Moyri, me, Leshin and Jerna, the village head, we drank a bottle of walnut liquor and discussed the state of their village, their surroundings, their wishes and so on; I pushed for everyone moving out, because this land really is just too marginal, and I got them to agree.
Besides, Leshin wants to meet up with his nephew again, and there are people who think they can make a go of it in the New Village. I’m so stoked for tomorrow! I’ll be teaching and healing, and… Making love to Moyri.
I wonder if this is the last leper village in Idanyas… I don’t wish for people to be sick and maimed and scrabbling for survival and missing their family… But I so love this work.
The first child I healed myself, while the Priestesses were looking on, then we started working together. There was the cutest four-year-old, if he hadn’t had living parents I’d have adopted him then and there! (Or is it there and then? Must study Ilaini more diligently.)
There was also a gifted fourteen-year-old boy, who had the most admirable hard-on when I was treating him. He asked for my law book, though, when I told him, after healing him, to go outside, behind the house, he said he wanted to study law. Well! If what you want to learn is more important than a twitching boner, we cannot do anything but send him to Law School in Valdis, right? So I told him I’d give him an introduction letter to the Queen, who’d take care of him until he was settled — and at that point, he went all limp with apprehension.
But we’ll take him with us, and send him to Valdis, and he’ll come back, and help us in our reign.
And so the day went on. By mid-afternoon, we had healed all under-twenties, and I went out and found Moyri, tired after cleaning house after house, sitting on a boulder in the village square, and we made love ther and thene. The four-year old came to sit on the boulder to look at us, but I told him to look the other way, and he nodded, saying his parents told him to look the other way around, too, but that we were cuter.
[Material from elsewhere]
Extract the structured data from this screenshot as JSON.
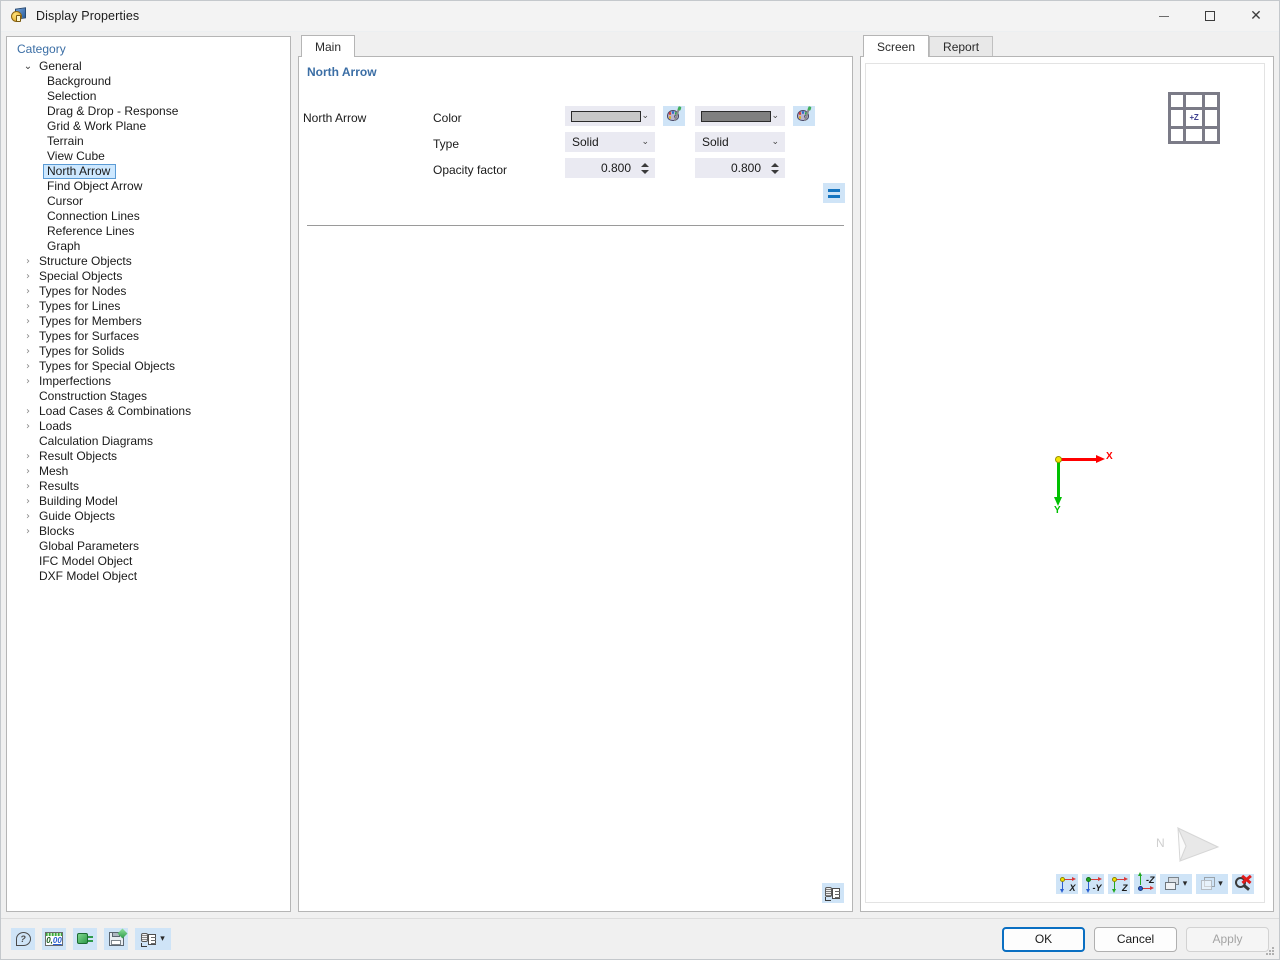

Well, I mean to say!
That night, I started thinking of why there are no east-west or west-east rivers in Idanyas; only north-south rivers. But there are only two east-west roads, and as far as I know, no north-south roads. No access to the sea for most of the people, so transport is always slow and village to village. Can we improve on that? It must be possible for people in this area to reach Banay, so maybe there is at least one north-south road?
The next day was good. Just plain good. People we could help get better and give a future. We had some really good talks. We had a good supper again, and I got some unexpected cuddles from people telling me to pass it on (or is it hand it on) to the Baroness. You see, cute is in the ascendancy, and no matter how often we make love in the rain, in the village square, shameless is down.
At supper, Moyri drank so much of the awful, awful, awful beer they brew here, that I kind of had to drag her to the stream, so she could let go… I took her in my lap, and she was, “I don’t understand why you even like that, Khushi, but why should I mind…” — she was a bit tipsy from all the beer, even, but it made me feel quite content.
There are no water beings in this stream, neither before, nor after pissing in it.
Also, my courses have started, curse them. Though baby-wise, it’s perhaps better. And it’s my own fault, I decided to stop drinking the tea already. Kind of felt bad for not having offered to the Mother for so long, too.
There were so few elderly people left — only Jerna and Leshin, in fact — that the next morning we were done bright and early, and while I and the priestesses were healing them, the rest of our band and the village people were packing up everything that was worth taking, and making ready for the march back to Tal-Ryth.
On our way back, Leshin and I had a good long talk about Mazao, babies, mines and so on… I think he’ll help me get Mazao to come with us to Selday so we could get him to make us pregnant.
Moyri has decided to stop drinking the tea, too.